*THE RECORDS*
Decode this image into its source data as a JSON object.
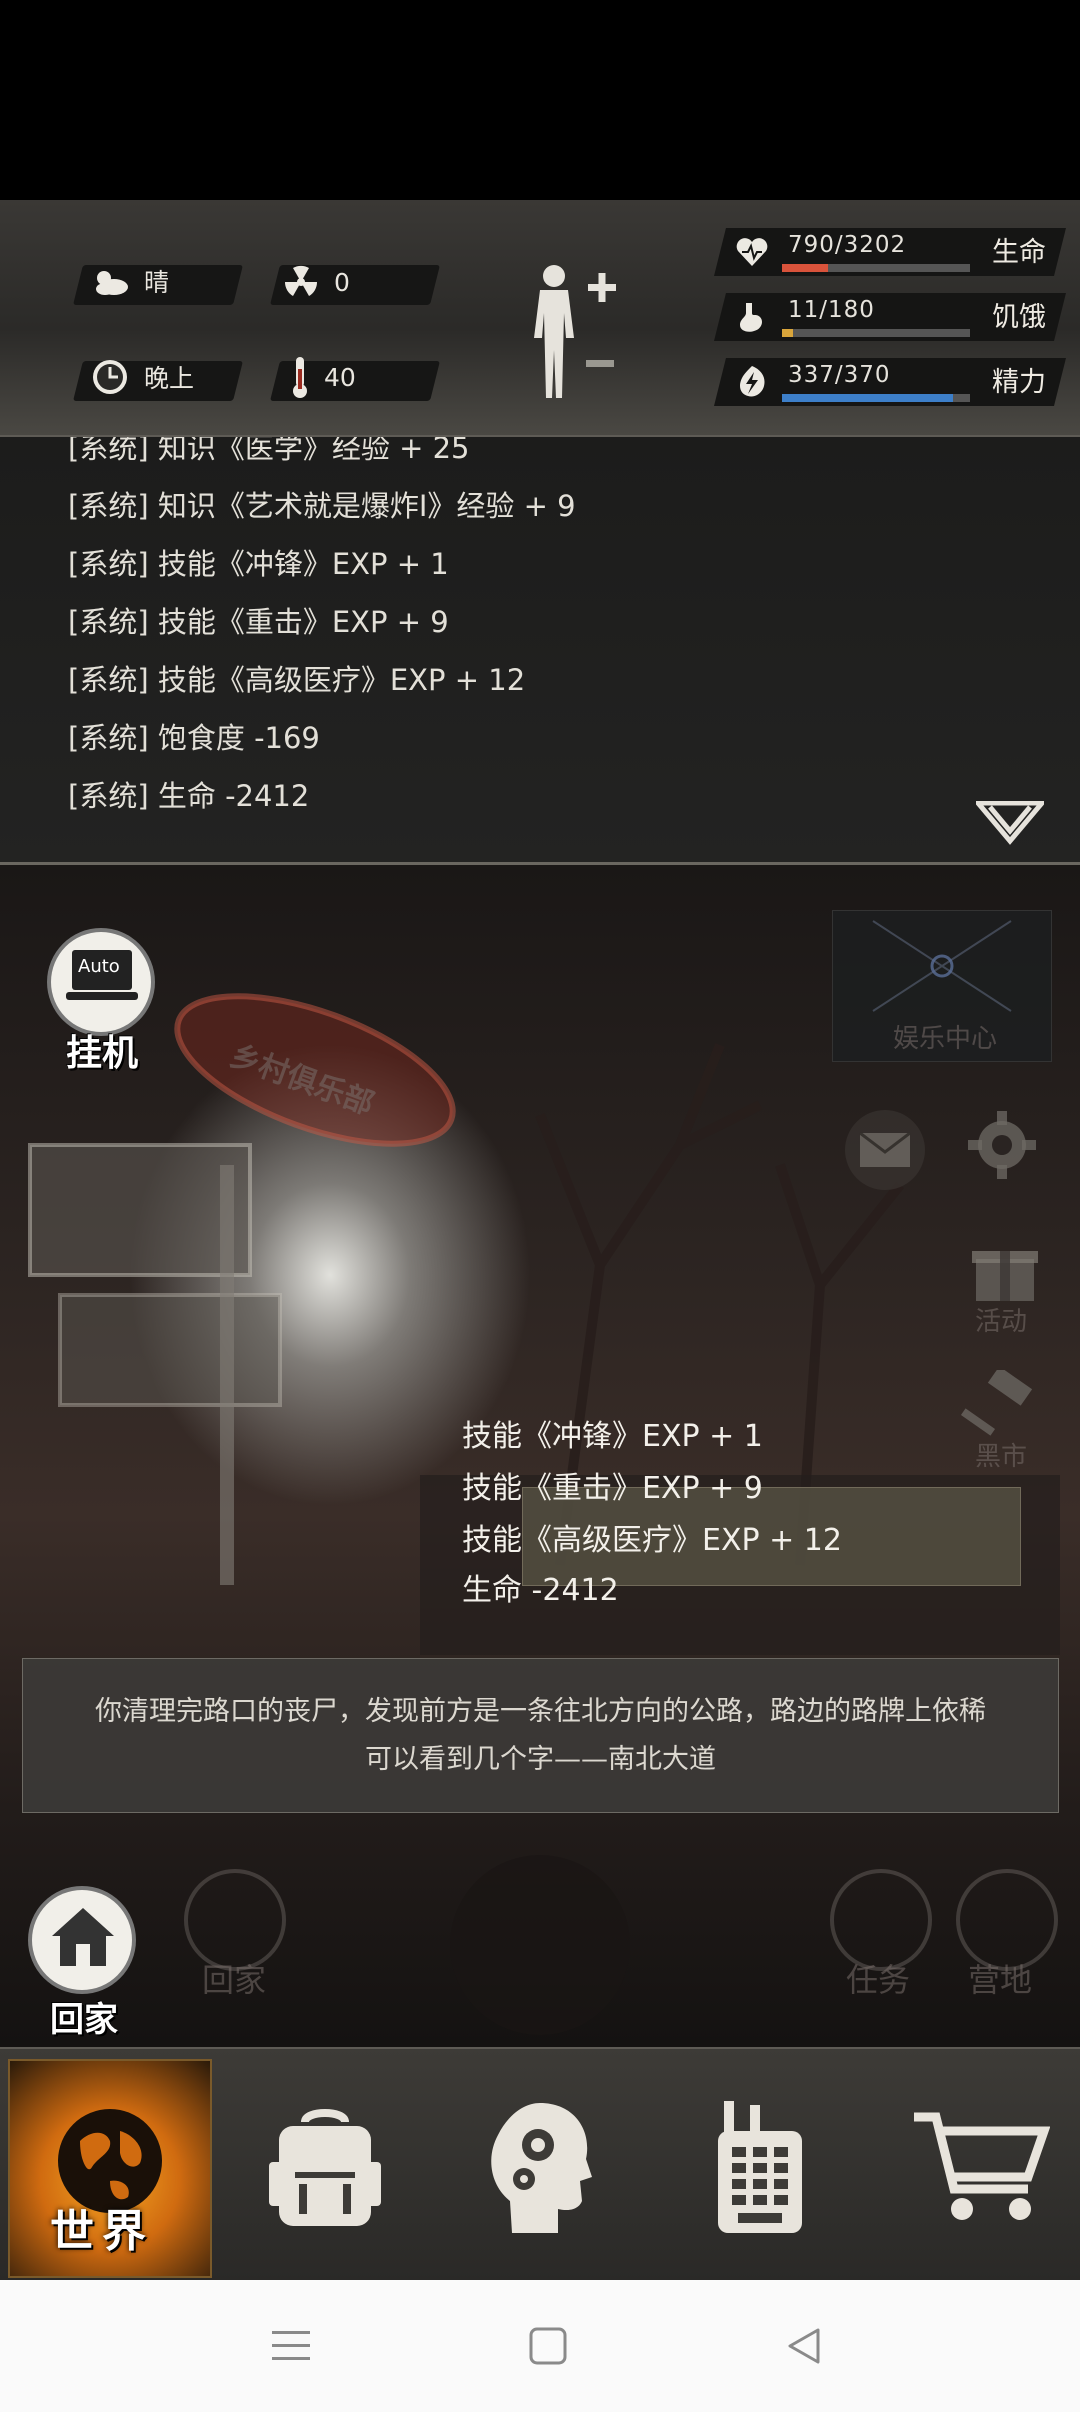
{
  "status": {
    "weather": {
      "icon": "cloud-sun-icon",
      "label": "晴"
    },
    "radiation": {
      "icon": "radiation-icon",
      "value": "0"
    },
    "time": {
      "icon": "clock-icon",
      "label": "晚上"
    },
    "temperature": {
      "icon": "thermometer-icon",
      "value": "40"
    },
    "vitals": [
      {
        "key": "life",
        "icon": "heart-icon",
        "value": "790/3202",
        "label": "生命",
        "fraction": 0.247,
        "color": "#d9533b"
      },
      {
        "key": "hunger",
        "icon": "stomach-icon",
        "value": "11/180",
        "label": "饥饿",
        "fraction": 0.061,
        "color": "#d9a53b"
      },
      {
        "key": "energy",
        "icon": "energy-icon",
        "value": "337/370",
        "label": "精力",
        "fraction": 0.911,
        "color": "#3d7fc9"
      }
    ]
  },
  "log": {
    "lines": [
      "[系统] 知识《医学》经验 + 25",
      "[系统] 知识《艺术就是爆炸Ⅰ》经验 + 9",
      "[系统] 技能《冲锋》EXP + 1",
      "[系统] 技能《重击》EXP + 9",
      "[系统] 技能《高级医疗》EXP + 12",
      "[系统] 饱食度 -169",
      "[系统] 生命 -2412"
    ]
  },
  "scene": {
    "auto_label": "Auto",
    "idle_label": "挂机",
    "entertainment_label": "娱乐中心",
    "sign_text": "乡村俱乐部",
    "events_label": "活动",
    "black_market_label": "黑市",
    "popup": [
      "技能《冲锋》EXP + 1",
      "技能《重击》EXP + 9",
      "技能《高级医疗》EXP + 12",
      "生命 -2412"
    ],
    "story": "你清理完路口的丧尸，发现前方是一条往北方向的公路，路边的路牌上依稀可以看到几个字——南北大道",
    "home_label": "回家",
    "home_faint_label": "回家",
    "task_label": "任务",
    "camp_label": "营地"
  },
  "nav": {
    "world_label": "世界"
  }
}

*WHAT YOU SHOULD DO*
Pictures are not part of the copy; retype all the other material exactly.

*EXERCISE OUTPUT*
Decode this image into its source data as a JSON object.
{
  "status": {
    "weather": {
      "icon": "cloud-sun-icon",
      "label": "晴"
    },
    "radiation": {
      "icon": "radiation-icon",
      "value": "0"
    },
    "time": {
      "icon": "clock-icon",
      "label": "晚上"
    },
    "temperature": {
      "icon": "thermometer-icon",
      "value": "40"
    },
    "vitals": [
      {
        "key": "life",
        "icon": "heart-icon",
        "value": "790/3202",
        "label": "生命",
        "fraction": 0.247,
        "color": "#d9533b"
      },
      {
        "key": "hunger",
        "icon": "stomach-icon",
        "value": "11/180",
        "label": "饥饿",
        "fraction": 0.061,
        "color": "#d9a53b"
      },
      {
        "key": "energy",
        "icon": "energy-icon",
        "value": "337/370",
        "label": "精力",
        "fraction": 0.911,
        "color": "#3d7fc9"
      }
    ]
  },
  "log": {
    "lines": [
      "[系统] 知识《医学》经验 + 25",
      "[系统] 知识《艺术就是爆炸Ⅰ》经验 + 9",
      "[系统] 技能《冲锋》EXP + 1",
      "[系统] 技能《重击》EXP + 9",
      "[系统] 技能《高级医疗》EXP + 12",
      "[系统] 饱食度 -169",
      "[系统] 生命 -2412"
    ]
  },
  "scene": {
    "auto_label": "Auto",
    "idle_label": "挂机",
    "entertainment_label": "娱乐中心",
    "sign_text": "乡村俱乐部",
    "events_label": "活动",
    "black_market_label": "黑市",
    "popup": [
      "技能《冲锋》EXP + 1",
      "技能《重击》EXP + 9",
      "技能《高级医疗》EXP + 12",
      "生命 -2412"
    ],
    "story": "你清理完路口的丧尸，发现前方是一条往北方向的公路，路边的路牌上依稀可以看到几个字——南北大道",
    "home_label": "回家",
    "home_faint_label": "回家",
    "task_label": "任务",
    "camp_label": "营地"
  },
  "nav": {
    "world_label": "世界"
  }
}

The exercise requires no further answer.